▶ [Dataset items]:
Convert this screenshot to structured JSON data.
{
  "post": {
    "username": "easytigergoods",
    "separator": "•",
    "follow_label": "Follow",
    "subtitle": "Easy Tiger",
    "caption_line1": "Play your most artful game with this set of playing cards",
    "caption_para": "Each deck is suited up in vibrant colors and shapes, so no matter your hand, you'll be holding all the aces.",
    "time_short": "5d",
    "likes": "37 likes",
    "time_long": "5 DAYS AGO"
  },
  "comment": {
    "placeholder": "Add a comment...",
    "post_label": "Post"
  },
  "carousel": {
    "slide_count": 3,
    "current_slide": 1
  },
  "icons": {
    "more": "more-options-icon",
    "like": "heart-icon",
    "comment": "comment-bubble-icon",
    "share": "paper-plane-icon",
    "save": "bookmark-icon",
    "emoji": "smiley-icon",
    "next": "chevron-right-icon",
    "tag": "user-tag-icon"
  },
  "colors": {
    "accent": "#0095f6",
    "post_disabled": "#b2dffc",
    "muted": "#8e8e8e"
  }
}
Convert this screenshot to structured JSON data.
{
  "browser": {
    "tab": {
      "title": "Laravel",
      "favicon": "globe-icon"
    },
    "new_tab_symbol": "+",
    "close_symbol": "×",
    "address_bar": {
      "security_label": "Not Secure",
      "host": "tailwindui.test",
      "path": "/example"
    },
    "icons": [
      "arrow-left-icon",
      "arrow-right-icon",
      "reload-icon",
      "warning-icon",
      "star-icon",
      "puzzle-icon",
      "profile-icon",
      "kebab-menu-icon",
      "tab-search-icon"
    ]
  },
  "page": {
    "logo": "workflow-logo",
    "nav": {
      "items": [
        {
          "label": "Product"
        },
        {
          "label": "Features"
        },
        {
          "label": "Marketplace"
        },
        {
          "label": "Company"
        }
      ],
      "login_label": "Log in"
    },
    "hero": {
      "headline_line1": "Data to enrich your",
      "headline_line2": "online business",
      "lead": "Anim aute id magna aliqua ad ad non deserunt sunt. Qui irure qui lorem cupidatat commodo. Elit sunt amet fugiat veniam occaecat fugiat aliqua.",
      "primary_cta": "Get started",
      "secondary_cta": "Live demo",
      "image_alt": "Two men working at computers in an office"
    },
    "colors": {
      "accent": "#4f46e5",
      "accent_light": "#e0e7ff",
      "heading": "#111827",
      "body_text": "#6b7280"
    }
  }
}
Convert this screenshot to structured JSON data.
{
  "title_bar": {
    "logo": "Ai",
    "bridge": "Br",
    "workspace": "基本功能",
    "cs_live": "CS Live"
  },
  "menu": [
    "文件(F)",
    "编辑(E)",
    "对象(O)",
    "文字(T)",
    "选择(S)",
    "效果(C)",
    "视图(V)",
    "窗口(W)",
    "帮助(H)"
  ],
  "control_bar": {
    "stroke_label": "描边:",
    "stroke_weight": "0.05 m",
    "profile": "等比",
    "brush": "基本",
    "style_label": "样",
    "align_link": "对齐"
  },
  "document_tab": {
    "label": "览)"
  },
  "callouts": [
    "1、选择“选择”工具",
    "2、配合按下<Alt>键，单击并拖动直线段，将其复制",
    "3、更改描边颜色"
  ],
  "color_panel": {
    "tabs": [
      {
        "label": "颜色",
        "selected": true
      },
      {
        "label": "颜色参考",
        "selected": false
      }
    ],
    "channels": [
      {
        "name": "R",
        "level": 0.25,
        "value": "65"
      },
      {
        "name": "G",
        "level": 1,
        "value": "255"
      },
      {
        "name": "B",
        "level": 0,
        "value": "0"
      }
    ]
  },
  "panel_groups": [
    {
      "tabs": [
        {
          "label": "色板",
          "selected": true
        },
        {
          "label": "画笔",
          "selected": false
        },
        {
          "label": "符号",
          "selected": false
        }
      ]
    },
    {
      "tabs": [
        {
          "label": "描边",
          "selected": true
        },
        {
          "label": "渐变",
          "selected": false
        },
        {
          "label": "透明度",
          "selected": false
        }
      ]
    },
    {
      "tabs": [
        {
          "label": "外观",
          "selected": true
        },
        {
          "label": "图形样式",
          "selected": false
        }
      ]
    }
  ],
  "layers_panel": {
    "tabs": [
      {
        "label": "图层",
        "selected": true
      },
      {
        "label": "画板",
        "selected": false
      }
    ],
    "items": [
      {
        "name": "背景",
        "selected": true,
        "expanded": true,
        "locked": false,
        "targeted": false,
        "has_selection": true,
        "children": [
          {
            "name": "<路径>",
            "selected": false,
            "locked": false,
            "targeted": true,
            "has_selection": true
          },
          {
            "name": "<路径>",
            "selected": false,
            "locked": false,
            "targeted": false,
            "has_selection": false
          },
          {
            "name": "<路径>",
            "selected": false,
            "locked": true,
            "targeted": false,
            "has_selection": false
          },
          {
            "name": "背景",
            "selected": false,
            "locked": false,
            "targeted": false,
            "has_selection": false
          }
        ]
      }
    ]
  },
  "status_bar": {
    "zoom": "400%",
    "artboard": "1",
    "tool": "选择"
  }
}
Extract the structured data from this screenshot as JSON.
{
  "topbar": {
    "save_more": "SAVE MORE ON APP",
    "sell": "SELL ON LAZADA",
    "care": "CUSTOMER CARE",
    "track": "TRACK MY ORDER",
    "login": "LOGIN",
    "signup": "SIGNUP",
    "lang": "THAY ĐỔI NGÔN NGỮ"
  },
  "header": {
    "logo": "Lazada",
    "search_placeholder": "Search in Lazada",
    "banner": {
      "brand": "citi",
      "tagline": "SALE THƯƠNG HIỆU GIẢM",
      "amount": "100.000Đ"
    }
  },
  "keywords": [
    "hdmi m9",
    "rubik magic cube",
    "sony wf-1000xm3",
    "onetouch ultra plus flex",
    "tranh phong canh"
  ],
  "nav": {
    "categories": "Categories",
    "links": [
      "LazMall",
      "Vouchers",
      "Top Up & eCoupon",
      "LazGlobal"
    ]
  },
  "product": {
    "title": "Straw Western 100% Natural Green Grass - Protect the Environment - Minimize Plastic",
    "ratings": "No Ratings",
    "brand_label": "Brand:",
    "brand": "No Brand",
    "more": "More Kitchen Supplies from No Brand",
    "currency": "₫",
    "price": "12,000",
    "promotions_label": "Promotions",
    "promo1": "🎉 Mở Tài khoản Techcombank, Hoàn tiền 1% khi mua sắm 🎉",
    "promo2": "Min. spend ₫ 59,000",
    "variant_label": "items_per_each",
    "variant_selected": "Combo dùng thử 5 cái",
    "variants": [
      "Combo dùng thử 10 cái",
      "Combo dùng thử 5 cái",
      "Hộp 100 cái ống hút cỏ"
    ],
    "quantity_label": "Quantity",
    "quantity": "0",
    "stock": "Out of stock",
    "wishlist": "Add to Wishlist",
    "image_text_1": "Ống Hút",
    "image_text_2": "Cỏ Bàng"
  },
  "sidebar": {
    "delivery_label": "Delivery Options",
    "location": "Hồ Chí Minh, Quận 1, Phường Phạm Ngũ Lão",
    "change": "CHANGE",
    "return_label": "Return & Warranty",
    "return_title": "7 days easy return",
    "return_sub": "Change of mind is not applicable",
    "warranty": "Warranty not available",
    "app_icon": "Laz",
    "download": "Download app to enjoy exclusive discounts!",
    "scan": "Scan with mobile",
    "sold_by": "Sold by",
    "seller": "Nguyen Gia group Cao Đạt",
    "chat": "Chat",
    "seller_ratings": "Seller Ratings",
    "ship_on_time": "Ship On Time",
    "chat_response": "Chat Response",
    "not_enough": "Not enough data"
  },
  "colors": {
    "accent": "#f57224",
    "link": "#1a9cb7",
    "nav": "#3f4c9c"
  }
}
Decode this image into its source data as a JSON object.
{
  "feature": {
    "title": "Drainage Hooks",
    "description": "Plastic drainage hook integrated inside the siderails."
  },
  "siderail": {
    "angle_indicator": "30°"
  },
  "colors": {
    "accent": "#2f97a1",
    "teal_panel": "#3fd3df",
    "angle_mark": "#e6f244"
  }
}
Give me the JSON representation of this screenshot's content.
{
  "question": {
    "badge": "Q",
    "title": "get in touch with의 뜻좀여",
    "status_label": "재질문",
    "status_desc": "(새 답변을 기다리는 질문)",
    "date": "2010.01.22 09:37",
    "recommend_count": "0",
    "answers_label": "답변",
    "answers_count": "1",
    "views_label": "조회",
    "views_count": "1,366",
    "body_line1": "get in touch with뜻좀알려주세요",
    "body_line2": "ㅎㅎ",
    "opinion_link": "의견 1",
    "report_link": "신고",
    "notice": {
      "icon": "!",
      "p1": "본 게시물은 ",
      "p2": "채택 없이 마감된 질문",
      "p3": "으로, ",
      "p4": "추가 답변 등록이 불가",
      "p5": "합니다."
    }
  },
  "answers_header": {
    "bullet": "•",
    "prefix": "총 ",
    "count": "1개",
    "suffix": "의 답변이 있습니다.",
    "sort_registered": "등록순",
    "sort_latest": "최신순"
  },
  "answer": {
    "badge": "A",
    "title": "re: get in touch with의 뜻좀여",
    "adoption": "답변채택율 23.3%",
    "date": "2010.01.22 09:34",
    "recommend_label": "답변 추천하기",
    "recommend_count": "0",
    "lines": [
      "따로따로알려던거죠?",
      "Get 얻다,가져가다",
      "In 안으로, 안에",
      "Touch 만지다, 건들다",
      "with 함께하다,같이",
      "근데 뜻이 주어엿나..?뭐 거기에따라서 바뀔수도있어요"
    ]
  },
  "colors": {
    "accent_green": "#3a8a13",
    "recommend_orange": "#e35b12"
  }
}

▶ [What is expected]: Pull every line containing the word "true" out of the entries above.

▶ [Task answer]:
        "selected": true
          "selected": true
          "selected": true
          "selected": true
        "selected": true
        "selected": true,
        "expanded": true,
        "has_selection": true,
            "targeted": true,
            "has_selection": true
            "locked": true,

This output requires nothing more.